It would not have been possible without the scale of Europe, that’s the key point. Sky UK would not have pulled off that deal on its own. The fact that we were able to develop a pan-European proposition, to be the custodians of their brand… those deals take a long time to come together… two years for the Showtime deal.
How worried is Sky by competition from Netflix and Amazon Prime?
Gary Davey: We kicked this journey off way before either Netflix or Amazon Prime became an issue. This journey took a lot of development and a lot of thinking through.... I think we would have been on this journey with or without Netflix and Amazon.
The interesting thing about Netflix and Amazon is that nobody knows how successful any of those shows are. There is no data to prove whether their shows work or not.
The truth is, Netflix has been very successful in the UK, but at a time when we’ve grown as fast as we’ve ever grown and our churn rate is at the lowest level it’s been in 10 years.
The existence of Netflix does not seem to have damaged our customer base at all. It is a supplementary service.

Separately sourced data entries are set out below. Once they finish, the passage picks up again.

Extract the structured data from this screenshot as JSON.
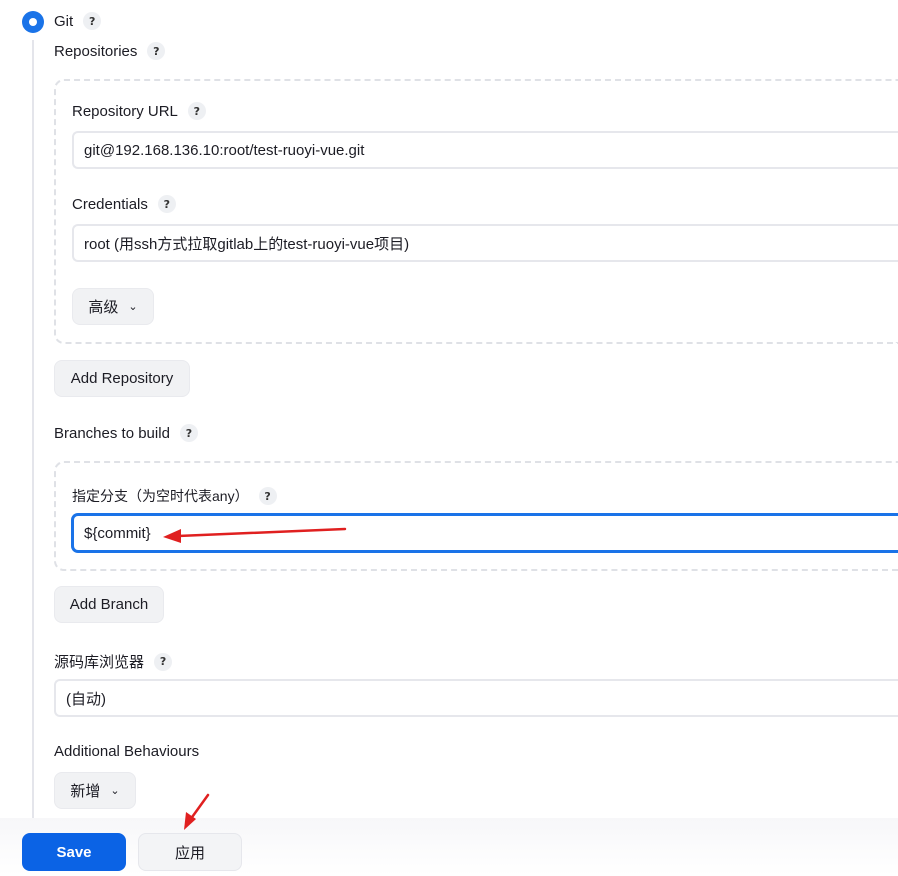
{
  "scm": {
    "option_label": "Git",
    "selected": true
  },
  "repositories": {
    "label": "Repositories",
    "repository_url_label": "Repository URL",
    "repository_url_value": "git@192.168.136.10:root/test-ruoyi-vue.git",
    "credentials_label": "Credentials",
    "credentials_value": "root (用ssh方式拉取gitlab上的test-ruoyi-vue项目)",
    "advanced_label": "高级",
    "add_repository_label": "Add Repository"
  },
  "branches": {
    "label": "Branches to build",
    "branch_specifier_label": "指定分支（为空时代表any）",
    "branch_specifier_value": "${commit}",
    "add_branch_label": "Add Branch"
  },
  "repo_browser": {
    "label": "源码库浏览器",
    "value": "(自动)"
  },
  "additional_behaviours": {
    "label": "Additional Behaviours",
    "add_label": "新增"
  },
  "footer": {
    "save_label": "Save",
    "apply_label": "应用"
  },
  "help_glyph": "?",
  "colors": {
    "accent": "#1a73e8",
    "save_button": "#0b63e5",
    "annotation_arrow": "#e02020"
  }
}
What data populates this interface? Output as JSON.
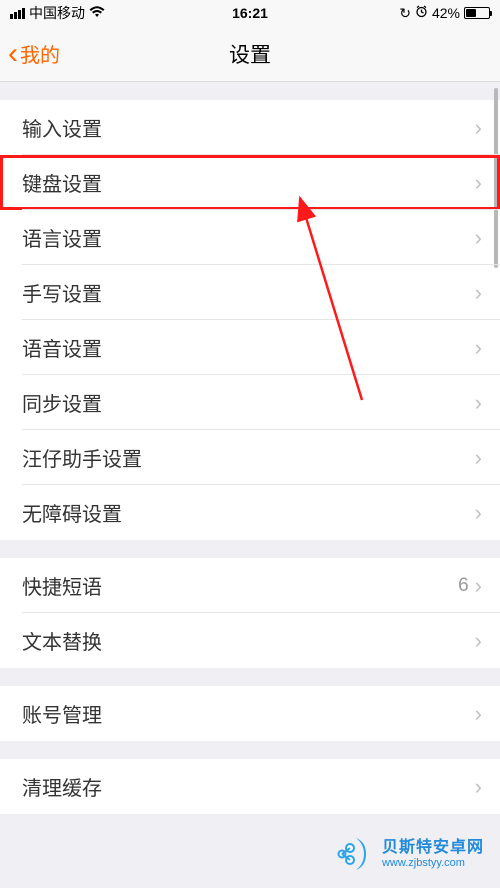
{
  "status": {
    "carrier": "中国移动",
    "time": "16:21",
    "battery_pct": "42%"
  },
  "nav": {
    "back_label": "我的",
    "title": "设置"
  },
  "groups": [
    {
      "rows": [
        {
          "label": "输入设置",
          "highlighted": false
        },
        {
          "label": "键盘设置",
          "highlighted": true
        },
        {
          "label": "语言设置",
          "highlighted": false
        },
        {
          "label": "手写设置",
          "highlighted": false
        },
        {
          "label": "语音设置",
          "highlighted": false
        },
        {
          "label": "同步设置",
          "highlighted": false
        },
        {
          "label": "汪仔助手设置",
          "highlighted": false
        },
        {
          "label": "无障碍设置",
          "highlighted": false
        }
      ]
    },
    {
      "rows": [
        {
          "label": "快捷短语",
          "value": "6",
          "highlighted": false
        },
        {
          "label": "文本替换",
          "highlighted": false
        }
      ]
    },
    {
      "rows": [
        {
          "label": "账号管理",
          "highlighted": false
        }
      ]
    },
    {
      "rows": [
        {
          "label": "清理缓存",
          "highlighted": false
        }
      ]
    }
  ],
  "watermark": {
    "line1": "贝斯特安卓网",
    "line2": "www.zjbstyy.com"
  }
}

The reinvention of Sky One
Gary Davey: ‘Sky One has always been a real challenge. It’s been through so many iterations. I know quite a bit about it because I launched the thing.
‘It was a mess and it’s been messy for a very long time. It’s probably been under-resourced and it’s probably too big an ambition to populate that channel with the right content unless you’ve got a budget…
‘We had to define a profile around the idea and then find the right content. Although it’s not yet perfect, something clicked last summer…
‘Supergirl was like the final piece in a really delicate puzzle. You, Me and the Apocalypse was the perfect Sky One show.’